Charles-François Daubigny, oil on panel, “Le Labours Auvers” (1873, France), 7 3/8″ x 13 7/8.
We have several members on the Brown Button team with a strong interest and appreciation of art history. So when we come across a really exceptional piece of fine art in one of the estates, we get pretty excited. Our upcoming April 27th – 29th Brookside sale contains a small oil painting by the 19th century French painter Charles-François Daubigny. The history of the artist and his impact on the art world is quite noteworthy. So we thought we share a little bit of it with our fellow estate sale adventurers.
Daubigny (pronounced doh-bee-nyee) was a mid 19th century French painter from the Barbizon School, a precursor to the Impressionist movement. The Barbizon School promoted realism in art; most notably by painting pastoral landscapes and using working class people as subject matter. These artists wanted to capture and recreate what they actually saw, felt, and experienced when viewing a landscape. A lot of the work was painted outside on location. Daubigny was enthusiast of outdoor painting, famously painted works on his boat on the Seine and Oise Rivers near Auvers, France. From this boat, he was able to capture new vantage points from the water.

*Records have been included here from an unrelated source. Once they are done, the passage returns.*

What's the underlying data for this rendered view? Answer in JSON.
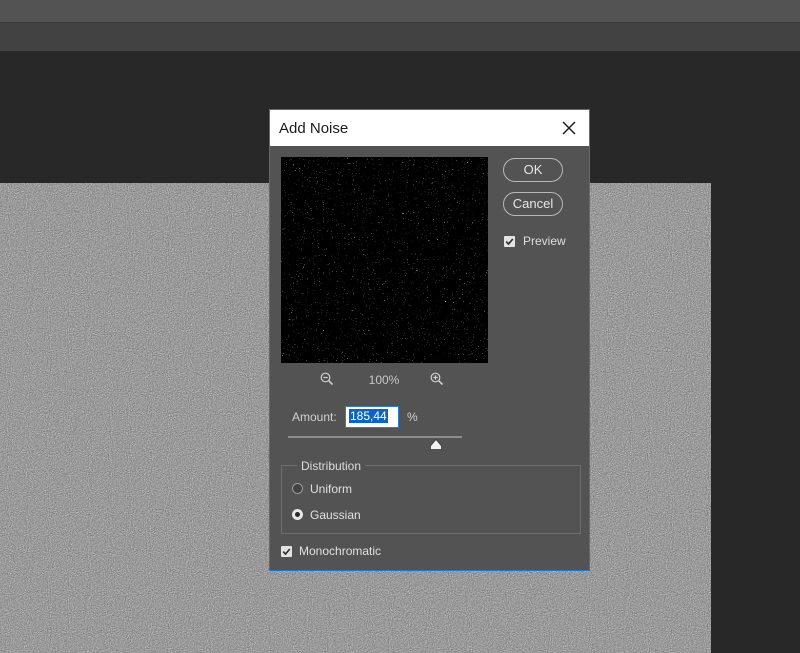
{
  "dialog": {
    "title": "Add Noise",
    "ok_label": "OK",
    "cancel_label": "Cancel",
    "preview_label": "Preview",
    "preview_checked": true,
    "zoom_level": "100%",
    "amount_label": "Amount:",
    "amount_value": "185,44",
    "amount_unit": "%",
    "distribution": {
      "legend": "Distribution",
      "options": [
        "Uniform",
        "Gaussian"
      ],
      "selected": "Gaussian"
    },
    "monochromatic_label": "Monochromatic",
    "monochromatic_checked": true
  },
  "icons": {
    "close": "close-icon",
    "zoom_out": "zoom-out-icon",
    "zoom_in": "zoom-in-icon",
    "check": "checkmark-icon",
    "slider": "slider-triangle-icon"
  },
  "colors": {
    "accent": "#1c7ad0",
    "dialog_bg": "#535353",
    "workspace_bg": "#282828",
    "selection": "#0a64c8"
  }
}
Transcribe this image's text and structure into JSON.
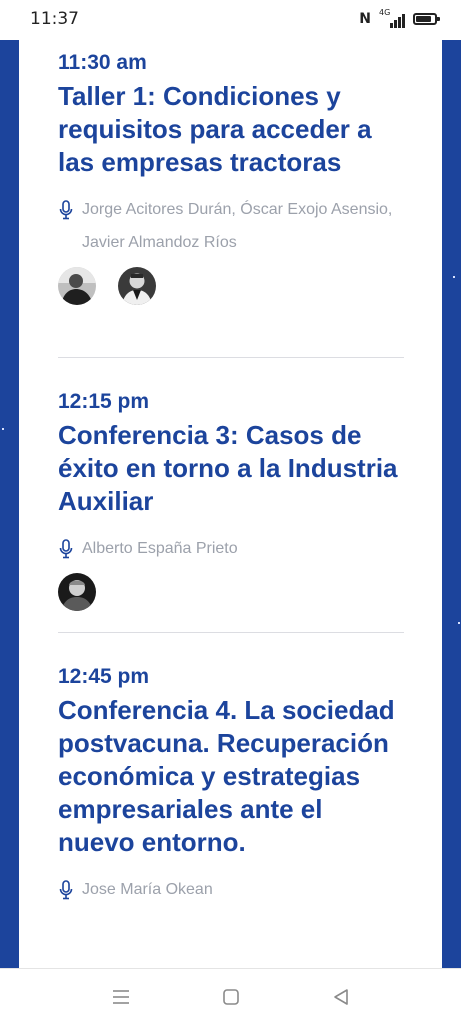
{
  "status_bar": {
    "time": "11:37",
    "nfc_glyph": "N",
    "network_label": "4G",
    "icons": [
      "nfc-icon",
      "signal-icon",
      "battery-icon"
    ]
  },
  "theme": {
    "accent": "#1c449c",
    "muted": "#9ca1ab",
    "divider": "#dcdde2"
  },
  "sessions": [
    {
      "time": "11:30 am",
      "title": "Taller 1: Condiciones y requisitos para acceder a las empresas tractoras",
      "speakers": "Jorge Acitores Durán, Óscar Exojo Asensio, Javier Almandoz Ríos",
      "avatar_count": 2
    },
    {
      "time": "12:15 pm",
      "title": "Conferencia 3: Casos de éxito en torno a la Industria Auxiliar",
      "speakers": "Alberto España Prieto",
      "avatar_count": 1
    },
    {
      "time": "12:45 pm",
      "title": "Conferencia 4. La sociedad postvacuna. Recuperación económica y estrategias empresariales ante el nuevo entorno.",
      "speakers": "Jose María Okean",
      "avatar_count": 0
    }
  ],
  "navigation_bar": {
    "icons": [
      "menu-icon",
      "home-square-icon",
      "back-triangle-icon"
    ]
  }
}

He was also intentionally known to leave his paintings in a sketch-like state which his critics often said was unfinished.
Daubigny was heavily influential to the generation of Impressionist and Post-Impressionist painters like Monet, Cézanne, Pissarro, and Van Gogh which came after him. In his later years he often supported, mentored, and worked with these young Impressionists, championing their works in the Paris Salon. He even quit the Salon in protest when some of these students weren’t accepted based upon their radical new ideas and techniques. The impressionists sought to capture the light, fleeting emotions, and experiences of a moment and location, an ethos inherited from the Barbizon School. They were also avid, ‘en plein air’ enthusiasts like Daubigny.

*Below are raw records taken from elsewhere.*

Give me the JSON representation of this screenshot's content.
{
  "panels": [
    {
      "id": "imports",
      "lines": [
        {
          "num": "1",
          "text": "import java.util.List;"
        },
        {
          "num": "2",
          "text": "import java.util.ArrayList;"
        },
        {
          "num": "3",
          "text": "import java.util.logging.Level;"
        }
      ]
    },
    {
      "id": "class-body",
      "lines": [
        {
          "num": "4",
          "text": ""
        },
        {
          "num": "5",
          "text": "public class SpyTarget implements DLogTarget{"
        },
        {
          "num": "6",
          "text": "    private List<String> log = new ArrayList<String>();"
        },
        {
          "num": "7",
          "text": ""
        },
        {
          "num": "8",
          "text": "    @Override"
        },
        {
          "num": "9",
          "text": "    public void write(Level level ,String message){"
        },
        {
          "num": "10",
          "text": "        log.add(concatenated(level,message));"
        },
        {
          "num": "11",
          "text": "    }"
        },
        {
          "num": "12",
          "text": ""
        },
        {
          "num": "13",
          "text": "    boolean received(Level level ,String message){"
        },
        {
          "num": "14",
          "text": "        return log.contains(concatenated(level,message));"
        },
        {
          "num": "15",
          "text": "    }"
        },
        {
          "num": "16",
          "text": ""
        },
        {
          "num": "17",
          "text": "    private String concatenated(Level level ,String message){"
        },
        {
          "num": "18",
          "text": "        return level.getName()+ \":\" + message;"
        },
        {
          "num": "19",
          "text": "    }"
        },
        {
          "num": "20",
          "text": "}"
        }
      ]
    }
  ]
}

Monet even copied his idea of a boat-studio that captured different changing views of landscapes and waterscapes. The Post-Impressionist Vincent Van Gogh never met Daubigny, but he visited his widow and was permitted to paint Daubigny’s garden. Van Gogh often referred to Daubigny in his letters and often emulated his subject matter and formats for his landscapes. Daubigny’s pieces can be seen in public collections at the National Gallery, London; Tate Museum, London; The National Gallery, Berlin; National Gallery of Ireland, Dublin; Metropolitan Museum of Art, New York; and The Louvre, Paris. The New York Times wrote an interesting article on Daubigny and his influence on Van Gogh which you can find here.
“Le Labours Auvers” will be available at our upcoming Brookside sale which runs April 27-29. Click here to view the full sale details.